Items from an interface collection

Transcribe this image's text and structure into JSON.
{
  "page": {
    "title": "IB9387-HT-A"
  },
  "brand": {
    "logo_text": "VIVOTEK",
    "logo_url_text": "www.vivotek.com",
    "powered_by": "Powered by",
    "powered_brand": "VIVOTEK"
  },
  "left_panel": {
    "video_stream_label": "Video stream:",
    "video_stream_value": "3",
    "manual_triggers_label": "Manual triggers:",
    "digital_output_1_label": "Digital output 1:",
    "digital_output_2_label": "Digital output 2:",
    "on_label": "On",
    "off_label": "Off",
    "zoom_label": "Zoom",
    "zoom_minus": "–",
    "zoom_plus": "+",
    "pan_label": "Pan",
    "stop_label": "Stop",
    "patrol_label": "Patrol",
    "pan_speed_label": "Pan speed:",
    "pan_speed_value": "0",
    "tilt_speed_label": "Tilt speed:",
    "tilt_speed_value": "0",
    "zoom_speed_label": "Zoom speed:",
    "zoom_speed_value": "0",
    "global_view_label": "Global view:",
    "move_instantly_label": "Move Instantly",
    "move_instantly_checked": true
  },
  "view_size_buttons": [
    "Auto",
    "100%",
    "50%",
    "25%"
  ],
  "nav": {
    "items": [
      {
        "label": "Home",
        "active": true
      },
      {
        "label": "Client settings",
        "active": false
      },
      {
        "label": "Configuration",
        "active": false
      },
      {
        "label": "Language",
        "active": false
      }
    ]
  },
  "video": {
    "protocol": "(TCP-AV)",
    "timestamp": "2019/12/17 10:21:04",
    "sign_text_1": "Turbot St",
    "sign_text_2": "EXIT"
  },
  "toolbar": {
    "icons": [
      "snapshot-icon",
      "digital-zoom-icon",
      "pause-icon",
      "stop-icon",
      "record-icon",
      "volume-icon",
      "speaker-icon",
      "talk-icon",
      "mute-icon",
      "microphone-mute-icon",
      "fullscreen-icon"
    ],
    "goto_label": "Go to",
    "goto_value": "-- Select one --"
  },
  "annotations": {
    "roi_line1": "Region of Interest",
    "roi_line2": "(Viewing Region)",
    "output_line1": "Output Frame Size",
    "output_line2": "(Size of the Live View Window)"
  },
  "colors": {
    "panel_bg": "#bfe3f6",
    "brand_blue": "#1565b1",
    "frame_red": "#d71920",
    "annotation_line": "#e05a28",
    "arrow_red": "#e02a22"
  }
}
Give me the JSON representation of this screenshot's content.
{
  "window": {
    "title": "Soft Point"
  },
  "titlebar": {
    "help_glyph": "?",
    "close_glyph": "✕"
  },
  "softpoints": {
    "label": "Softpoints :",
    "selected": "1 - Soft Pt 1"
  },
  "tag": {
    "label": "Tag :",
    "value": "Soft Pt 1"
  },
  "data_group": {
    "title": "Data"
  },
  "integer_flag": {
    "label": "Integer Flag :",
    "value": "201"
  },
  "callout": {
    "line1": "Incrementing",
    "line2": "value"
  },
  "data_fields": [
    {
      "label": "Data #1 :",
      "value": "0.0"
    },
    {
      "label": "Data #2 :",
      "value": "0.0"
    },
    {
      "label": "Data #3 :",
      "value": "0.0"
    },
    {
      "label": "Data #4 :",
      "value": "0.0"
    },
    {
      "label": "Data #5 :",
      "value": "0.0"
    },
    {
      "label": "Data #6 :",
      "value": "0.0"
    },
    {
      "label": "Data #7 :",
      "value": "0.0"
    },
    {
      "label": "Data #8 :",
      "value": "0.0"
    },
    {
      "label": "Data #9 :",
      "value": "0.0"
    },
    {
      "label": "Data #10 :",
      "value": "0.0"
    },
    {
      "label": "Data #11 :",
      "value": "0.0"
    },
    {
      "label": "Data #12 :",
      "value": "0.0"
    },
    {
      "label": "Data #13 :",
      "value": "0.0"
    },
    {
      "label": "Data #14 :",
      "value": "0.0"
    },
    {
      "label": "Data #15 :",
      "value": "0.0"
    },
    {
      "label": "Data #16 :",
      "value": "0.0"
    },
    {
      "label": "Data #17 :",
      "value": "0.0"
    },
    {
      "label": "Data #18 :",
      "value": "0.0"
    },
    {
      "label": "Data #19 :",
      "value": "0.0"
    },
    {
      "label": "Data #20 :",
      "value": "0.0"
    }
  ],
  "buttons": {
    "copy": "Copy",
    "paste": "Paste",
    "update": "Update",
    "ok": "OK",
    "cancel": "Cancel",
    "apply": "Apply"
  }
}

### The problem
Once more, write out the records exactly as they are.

### Response box
Transcribe this image's text and structure into JSON.
{
  "page": {
    "title": "IB9387-HT-A"
  },
  "brand": {
    "logo_text": "VIVOTEK",
    "logo_url_text": "www.vivotek.com",
    "powered_by": "Powered by",
    "powered_brand": "VIVOTEK"
  },
  "left_panel": {
    "video_stream_label": "Video stream:",
    "video_stream_value": "3",
    "manual_triggers_label": "Manual triggers:",
    "digital_output_1_label": "Digital output 1:",
    "digital_output_2_label": "Digital output 2:",
    "on_label": "On",
    "off_label": "Off",
    "zoom_label": "Zoom",
    "zoom_minus": "–",
    "zoom_plus": "+",
    "pan_label": "Pan",
    "stop_label": "Stop",
    "patrol_label": "Patrol",
    "pan_speed_label": "Pan speed:",
    "pan_speed_value": "0",
    "tilt_speed_label": "Tilt speed:",
    "tilt_speed_value": "0",
    "zoom_speed_label": "Zoom speed:",
    "zoom_speed_value": "0",
    "global_view_label": "Global view:",
    "move_instantly_label": "Move Instantly",
    "move_instantly_checked": true
  },
  "view_size_buttons": [
    "Auto",
    "100%",
    "50%",
    "25%"
  ],
  "nav": {
    "items": [
      {
        "label": "Home",
        "active": true
      },
      {
        "label": "Client settings",
        "active": false
      },
      {
        "label": "Configuration",
        "active": false
      },
      {
        "label": "Language",
        "active": false
      }
    ]
  },
  "video": {
    "protocol": "(TCP-AV)",
    "timestamp": "2019/12/17 10:21:04",
    "sign_text_1": "Turbot St",
    "sign_text_2": "EXIT"
  },
  "toolbar": {
    "icons": [
      "snapshot-icon",
      "digital-zoom-icon",
      "pause-icon",
      "stop-icon",
      "record-icon",
      "volume-icon",
      "speaker-icon",
      "talk-icon",
      "mute-icon",
      "microphone-mute-icon",
      "fullscreen-icon"
    ],
    "goto_label": "Go to",
    "goto_value": "-- Select one --"
  },
  "annotations": {
    "roi_line1": "Region of Interest",
    "roi_line2": "(Viewing Region)",
    "output_line1": "Output Frame Size",
    "output_line2": "(Size of the Live View Window)"
  },
  "colors": {
    "panel_bg": "#bfe3f6",
    "brand_blue": "#1565b1",
    "frame_red": "#d71920",
    "annotation_line": "#e05a28",
    "arrow_red": "#e02a22"
  }
}
Give me the JSON representation of this screenshot's content.
{
  "window": {
    "title": "Soft Point"
  },
  "titlebar": {
    "help_glyph": "?",
    "close_glyph": "✕"
  },
  "softpoints": {
    "label": "Softpoints :",
    "selected": "1 - Soft Pt 1"
  },
  "tag": {
    "label": "Tag :",
    "value": "Soft Pt 1"
  },
  "data_group": {
    "title": "Data"
  },
  "integer_flag": {
    "label": "Integer Flag :",
    "value": "201"
  },
  "callout": {
    "line1": "Incrementing",
    "line2": "value"
  },
  "data_fields": [
    {
      "label": "Data #1 :",
      "value": "0.0"
    },
    {
      "label": "Data #2 :",
      "value": "0.0"
    },
    {
      "label": "Data #3 :",
      "value": "0.0"
    },
    {
      "label": "Data #4 :",
      "value": "0.0"
    },
    {
      "label": "Data #5 :",
      "value": "0.0"
    },
    {
      "label": "Data #6 :",
      "value": "0.0"
    },
    {
      "label": "Data #7 :",
      "value": "0.0"
    },
    {
      "label": "Data #8 :",
      "value": "0.0"
    },
    {
      "label": "Data #9 :",
      "value": "0.0"
    },
    {
      "label": "Data #10 :",
      "value": "0.0"
    },
    {
      "label": "Data #11 :",
      "value": "0.0"
    },
    {
      "label": "Data #12 :",
      "value": "0.0"
    },
    {
      "label": "Data #13 :",
      "value": "0.0"
    },
    {
      "label": "Data #14 :",
      "value": "0.0"
    },
    {
      "label": "Data #15 :",
      "value": "0.0"
    },
    {
      "label": "Data #16 :",
      "value": "0.0"
    },
    {
      "label": "Data #17 :",
      "value": "0.0"
    },
    {
      "label": "Data #18 :",
      "value": "0.0"
    },
    {
      "label": "Data #19 :",
      "value": "0.0"
    },
    {
      "label": "Data #20 :",
      "value": "0.0"
    }
  ],
  "buttons": {
    "copy": "Copy",
    "paste": "Paste",
    "update": "Update",
    "ok": "OK",
    "cancel": "Cancel",
    "apply": "Apply"
  }
}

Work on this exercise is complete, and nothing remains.